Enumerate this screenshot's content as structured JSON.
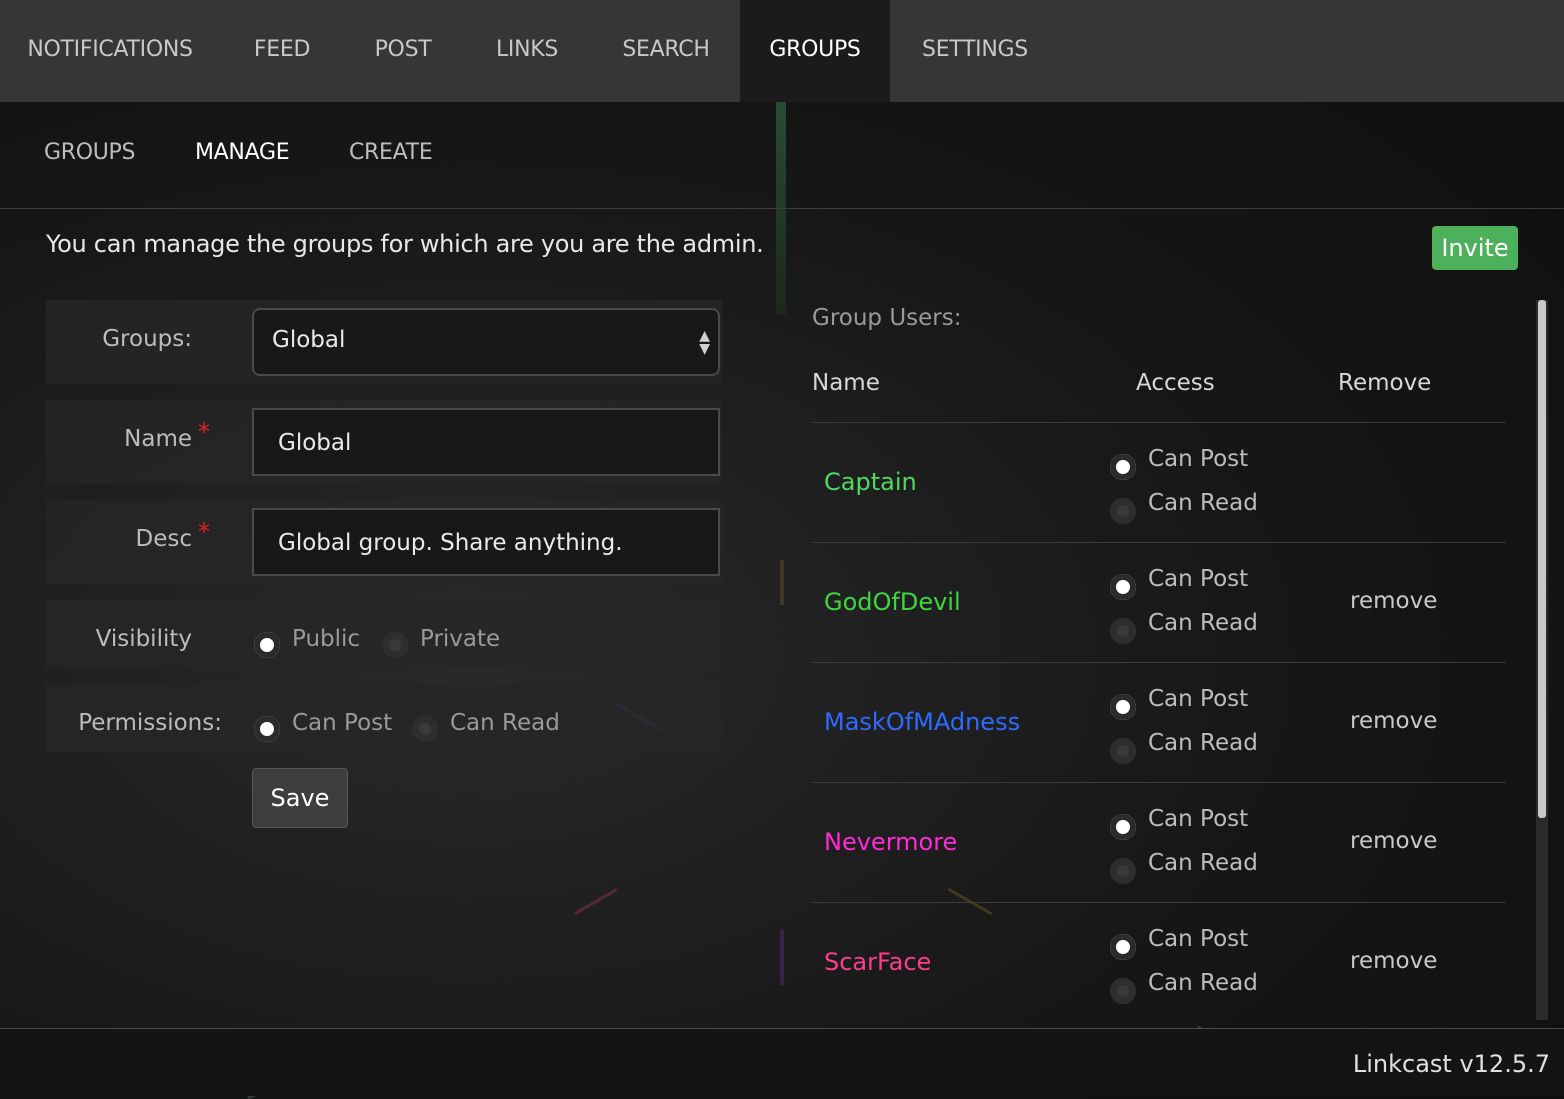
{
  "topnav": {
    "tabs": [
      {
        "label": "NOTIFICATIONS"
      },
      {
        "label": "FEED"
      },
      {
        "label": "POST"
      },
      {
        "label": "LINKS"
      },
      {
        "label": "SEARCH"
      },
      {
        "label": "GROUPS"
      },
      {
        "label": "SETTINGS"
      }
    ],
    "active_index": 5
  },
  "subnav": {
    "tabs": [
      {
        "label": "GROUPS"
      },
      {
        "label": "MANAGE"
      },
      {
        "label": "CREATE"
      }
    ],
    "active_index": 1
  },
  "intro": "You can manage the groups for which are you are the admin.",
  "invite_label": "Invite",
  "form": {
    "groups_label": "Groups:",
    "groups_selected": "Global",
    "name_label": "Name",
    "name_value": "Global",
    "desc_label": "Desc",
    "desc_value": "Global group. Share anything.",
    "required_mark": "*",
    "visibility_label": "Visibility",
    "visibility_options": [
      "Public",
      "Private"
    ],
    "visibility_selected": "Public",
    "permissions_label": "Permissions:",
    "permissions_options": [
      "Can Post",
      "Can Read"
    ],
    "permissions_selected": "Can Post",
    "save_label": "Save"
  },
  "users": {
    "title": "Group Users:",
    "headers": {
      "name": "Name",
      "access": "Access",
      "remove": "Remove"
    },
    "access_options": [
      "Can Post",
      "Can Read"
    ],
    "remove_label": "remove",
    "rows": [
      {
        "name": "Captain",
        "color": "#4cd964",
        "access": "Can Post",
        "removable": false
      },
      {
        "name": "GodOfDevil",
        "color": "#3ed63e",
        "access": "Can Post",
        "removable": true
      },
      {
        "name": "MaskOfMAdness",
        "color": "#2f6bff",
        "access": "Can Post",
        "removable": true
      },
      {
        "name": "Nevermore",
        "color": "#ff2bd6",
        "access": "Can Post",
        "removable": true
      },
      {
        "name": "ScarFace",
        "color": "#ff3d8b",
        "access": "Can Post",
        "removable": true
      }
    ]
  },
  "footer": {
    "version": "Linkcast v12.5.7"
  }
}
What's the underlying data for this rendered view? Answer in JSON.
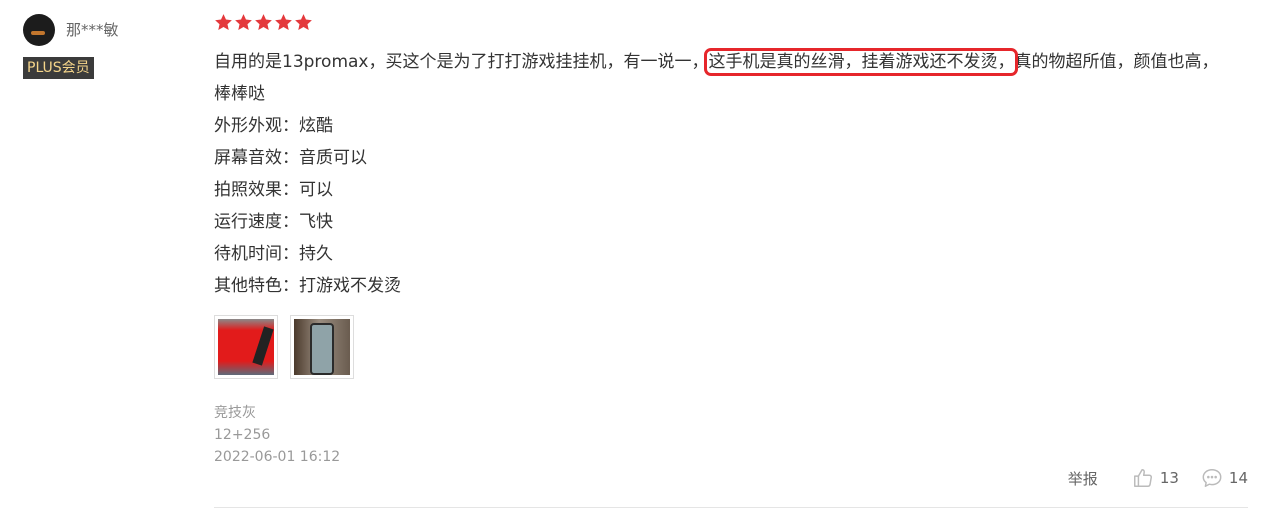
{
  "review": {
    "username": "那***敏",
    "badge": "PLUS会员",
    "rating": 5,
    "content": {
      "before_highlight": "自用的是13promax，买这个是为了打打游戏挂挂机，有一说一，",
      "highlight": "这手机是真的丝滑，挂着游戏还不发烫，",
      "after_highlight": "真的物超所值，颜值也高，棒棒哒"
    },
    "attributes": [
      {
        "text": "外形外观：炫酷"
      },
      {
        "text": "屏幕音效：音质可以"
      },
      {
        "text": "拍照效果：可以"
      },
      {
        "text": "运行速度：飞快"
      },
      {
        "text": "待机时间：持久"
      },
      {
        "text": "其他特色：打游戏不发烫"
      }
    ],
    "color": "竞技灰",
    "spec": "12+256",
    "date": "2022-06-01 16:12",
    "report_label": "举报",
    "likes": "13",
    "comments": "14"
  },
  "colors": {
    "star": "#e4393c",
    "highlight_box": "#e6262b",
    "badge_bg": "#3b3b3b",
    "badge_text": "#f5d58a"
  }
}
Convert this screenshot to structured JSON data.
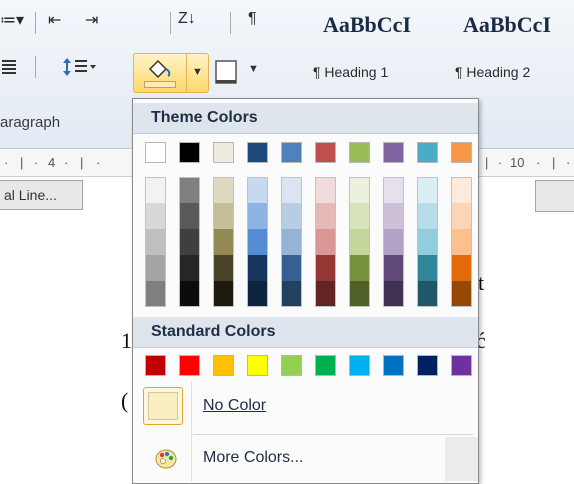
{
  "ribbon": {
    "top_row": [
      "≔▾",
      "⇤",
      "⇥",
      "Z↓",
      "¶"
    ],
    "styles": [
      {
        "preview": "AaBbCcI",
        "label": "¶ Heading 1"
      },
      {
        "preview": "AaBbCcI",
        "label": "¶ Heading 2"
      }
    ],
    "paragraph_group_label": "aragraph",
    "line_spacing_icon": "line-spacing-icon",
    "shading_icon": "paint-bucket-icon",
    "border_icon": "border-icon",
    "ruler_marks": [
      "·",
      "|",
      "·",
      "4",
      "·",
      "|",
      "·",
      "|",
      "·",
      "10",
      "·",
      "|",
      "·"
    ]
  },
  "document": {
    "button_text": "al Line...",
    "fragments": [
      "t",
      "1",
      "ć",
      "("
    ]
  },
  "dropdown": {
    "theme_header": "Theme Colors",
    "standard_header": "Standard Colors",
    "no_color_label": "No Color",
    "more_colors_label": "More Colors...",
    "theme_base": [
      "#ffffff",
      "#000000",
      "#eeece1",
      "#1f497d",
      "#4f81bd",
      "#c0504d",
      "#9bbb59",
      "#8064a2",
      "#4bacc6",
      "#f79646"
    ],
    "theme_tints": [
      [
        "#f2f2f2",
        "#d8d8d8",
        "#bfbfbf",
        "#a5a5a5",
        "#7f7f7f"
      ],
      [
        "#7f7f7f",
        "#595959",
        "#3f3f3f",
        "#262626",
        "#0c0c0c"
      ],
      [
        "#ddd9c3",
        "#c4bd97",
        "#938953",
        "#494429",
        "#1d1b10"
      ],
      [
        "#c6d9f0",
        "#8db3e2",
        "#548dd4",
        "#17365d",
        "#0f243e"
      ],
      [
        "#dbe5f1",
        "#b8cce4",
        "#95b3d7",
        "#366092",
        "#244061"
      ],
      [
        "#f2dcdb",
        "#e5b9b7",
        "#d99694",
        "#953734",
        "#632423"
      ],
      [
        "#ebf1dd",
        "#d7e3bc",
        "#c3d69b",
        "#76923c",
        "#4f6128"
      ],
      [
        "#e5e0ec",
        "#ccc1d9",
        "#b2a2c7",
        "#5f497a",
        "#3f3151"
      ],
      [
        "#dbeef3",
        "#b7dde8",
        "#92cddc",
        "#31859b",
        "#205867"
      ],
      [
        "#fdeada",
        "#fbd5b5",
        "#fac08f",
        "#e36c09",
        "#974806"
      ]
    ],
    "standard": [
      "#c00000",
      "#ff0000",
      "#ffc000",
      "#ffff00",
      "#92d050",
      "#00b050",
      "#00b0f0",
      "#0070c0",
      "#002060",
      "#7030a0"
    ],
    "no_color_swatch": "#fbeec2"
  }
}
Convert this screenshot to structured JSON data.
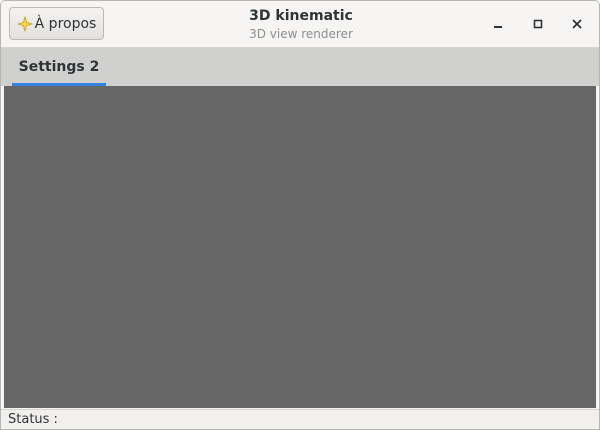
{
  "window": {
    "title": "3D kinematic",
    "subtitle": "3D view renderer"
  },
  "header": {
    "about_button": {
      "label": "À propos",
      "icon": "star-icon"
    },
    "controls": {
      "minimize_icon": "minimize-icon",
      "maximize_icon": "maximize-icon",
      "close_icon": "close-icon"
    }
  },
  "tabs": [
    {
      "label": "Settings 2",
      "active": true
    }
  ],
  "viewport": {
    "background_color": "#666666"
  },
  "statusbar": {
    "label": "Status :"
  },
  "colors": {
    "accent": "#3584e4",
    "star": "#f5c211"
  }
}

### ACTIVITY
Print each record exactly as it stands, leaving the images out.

### RESULT
Enumerate this screenshot's content as structured JSON.
{
  "topnav": {
    "tabs": [
      {
        "label": "NOTIFICATIONS"
      },
      {
        "label": "FEED"
      },
      {
        "label": "POST"
      },
      {
        "label": "LINKS"
      },
      {
        "label": "SEARCH"
      },
      {
        "label": "GROUPS"
      },
      {
        "label": "SETTINGS"
      }
    ],
    "active_index": 5
  },
  "subnav": {
    "tabs": [
      {
        "label": "GROUPS"
      },
      {
        "label": "MANAGE"
      },
      {
        "label": "CREATE"
      }
    ],
    "active_index": 1
  },
  "intro": "You can manage the groups for which are you are the admin.",
  "invite_label": "Invite",
  "form": {
    "groups_label": "Groups:",
    "groups_selected": "Global",
    "name_label": "Name",
    "name_value": "Global",
    "desc_label": "Desc",
    "desc_value": "Global group. Share anything.",
    "required_mark": "*",
    "visibility_label": "Visibility",
    "visibility_options": [
      "Public",
      "Private"
    ],
    "visibility_selected": "Public",
    "permissions_label": "Permissions:",
    "permissions_options": [
      "Can Post",
      "Can Read"
    ],
    "permissions_selected": "Can Post",
    "save_label": "Save"
  },
  "users": {
    "title": "Group Users:",
    "headers": {
      "name": "Name",
      "access": "Access",
      "remove": "Remove"
    },
    "access_options": [
      "Can Post",
      "Can Read"
    ],
    "remove_label": "remove",
    "rows": [
      {
        "name": "Captain",
        "color": "#4cd964",
        "access": "Can Post",
        "removable": false
      },
      {
        "name": "GodOfDevil",
        "color": "#3ed63e",
        "access": "Can Post",
        "removable": true
      },
      {
        "name": "MaskOfMAdness",
        "color": "#2f6bff",
        "access": "Can Post",
        "removable": true
      },
      {
        "name": "Nevermore",
        "color": "#ff2bd6",
        "access": "Can Post",
        "removable": true
      },
      {
        "name": "ScarFace",
        "color": "#ff3d8b",
        "access": "Can Post",
        "removable": true
      }
    ]
  },
  "footer": {
    "version": "Linkcast v12.5.7"
  }
}
What's the underlying data for this rendered view? Answer in JSON.
{
  "review": {
    "username": "那***敏",
    "badge": "PLUS会员",
    "rating": 5,
    "content": {
      "before_highlight": "自用的是13promax，买这个是为了打打游戏挂挂机，有一说一，",
      "highlight": "这手机是真的丝滑，挂着游戏还不发烫，",
      "after_highlight": "真的物超所值，颜值也高，棒棒哒"
    },
    "attributes": [
      {
        "text": "外形外观：炫酷"
      },
      {
        "text": "屏幕音效：音质可以"
      },
      {
        "text": "拍照效果：可以"
      },
      {
        "text": "运行速度：飞快"
      },
      {
        "text": "待机时间：持久"
      },
      {
        "text": "其他特色：打游戏不发烫"
      }
    ],
    "color": "竞技灰",
    "spec": "12+256",
    "date": "2022-06-01 16:12",
    "report_label": "举报",
    "likes": "13",
    "comments": "14"
  },
  "colors": {
    "star": "#e4393c",
    "highlight_box": "#e6262b",
    "badge_bg": "#3b3b3b",
    "badge_text": "#f5d58a"
  }
}
Convert this screenshot to structured JSON data.
{
  "ribbon": {
    "top_row": [
      "≔▾",
      "⇤",
      "⇥",
      "Z↓",
      "¶"
    ],
    "styles": [
      {
        "preview": "AaBbCcI",
        "label": "¶ Heading 1"
      },
      {
        "preview": "AaBbCcI",
        "label": "¶ Heading 2"
      }
    ],
    "paragraph_group_label": "aragraph",
    "line_spacing_icon": "line-spacing-icon",
    "shading_icon": "paint-bucket-icon",
    "border_icon": "border-icon",
    "ruler_marks": [
      "·",
      "|",
      "·",
      "4",
      "·",
      "|",
      "·",
      "|",
      "·",
      "10",
      "·",
      "|",
      "·"
    ]
  },
  "document": {
    "button_text": "al Line...",
    "fragments": [
      "t",
      "1",
      "ć",
      "("
    ]
  },
  "dropdown": {
    "theme_header": "Theme Colors",
    "standard_header": "Standard Colors",
    "no_color_label": "No Color",
    "more_colors_label": "More Colors...",
    "theme_base": [
      "#ffffff",
      "#000000",
      "#eeece1",
      "#1f497d",
      "#4f81bd",
      "#c0504d",
      "#9bbb59",
      "#8064a2",
      "#4bacc6",
      "#f79646"
    ],
    "theme_tints": [
      [
        "#f2f2f2",
        "#d8d8d8",
        "#bfbfbf",
        "#a5a5a5",
        "#7f7f7f"
      ],
      [
        "#7f7f7f",
        "#595959",
        "#3f3f3f",
        "#262626",
        "#0c0c0c"
      ],
      [
        "#ddd9c3",
        "#c4bd97",
        "#938953",
        "#494429",
        "#1d1b10"
      ],
      [
        "#c6d9f0",
        "#8db3e2",
        "#548dd4",
        "#17365d",
        "#0f243e"
      ],
      [
        "#dbe5f1",
        "#b8cce4",
        "#95b3d7",
        "#366092",
        "#244061"
      ],
      [
        "#f2dcdb",
        "#e5b9b7",
        "#d99694",
        "#953734",
        "#632423"
      ],
      [
        "#ebf1dd",
        "#d7e3bc",
        "#c3d69b",
        "#76923c",
        "#4f6128"
      ],
      [
        "#e5e0ec",
        "#ccc1d9",
        "#b2a2c7",
        "#5f497a",
        "#3f3151"
      ],
      [
        "#dbeef3",
        "#b7dde8",
        "#92cddc",
        "#31859b",
        "#205867"
      ],
      [
        "#fdeada",
        "#fbd5b5",
        "#fac08f",
        "#e36c09",
        "#974806"
      ]
    ],
    "standard": [
      "#c00000",
      "#ff0000",
      "#ffc000",
      "#ffff00",
      "#92d050",
      "#00b050",
      "#00b0f0",
      "#0070c0",
      "#002060",
      "#7030a0"
    ],
    "no_color_swatch": "#fbeec2"
  }
}
Convert this screenshot to structured JSON data.
{
  "window": {
    "title": "3D kinematic",
    "subtitle": "3D view renderer"
  },
  "header": {
    "about_button": {
      "label": "À propos",
      "icon": "star-icon"
    },
    "controls": {
      "minimize_icon": "minimize-icon",
      "maximize_icon": "maximize-icon",
      "close_icon": "close-icon"
    }
  },
  "tabs": [
    {
      "label": "Settings 2",
      "active": true
    }
  ],
  "viewport": {
    "background_color": "#666666"
  },
  "statusbar": {
    "label": "Status :"
  },
  "colors": {
    "accent": "#3584e4",
    "star": "#f5c211"
  }
}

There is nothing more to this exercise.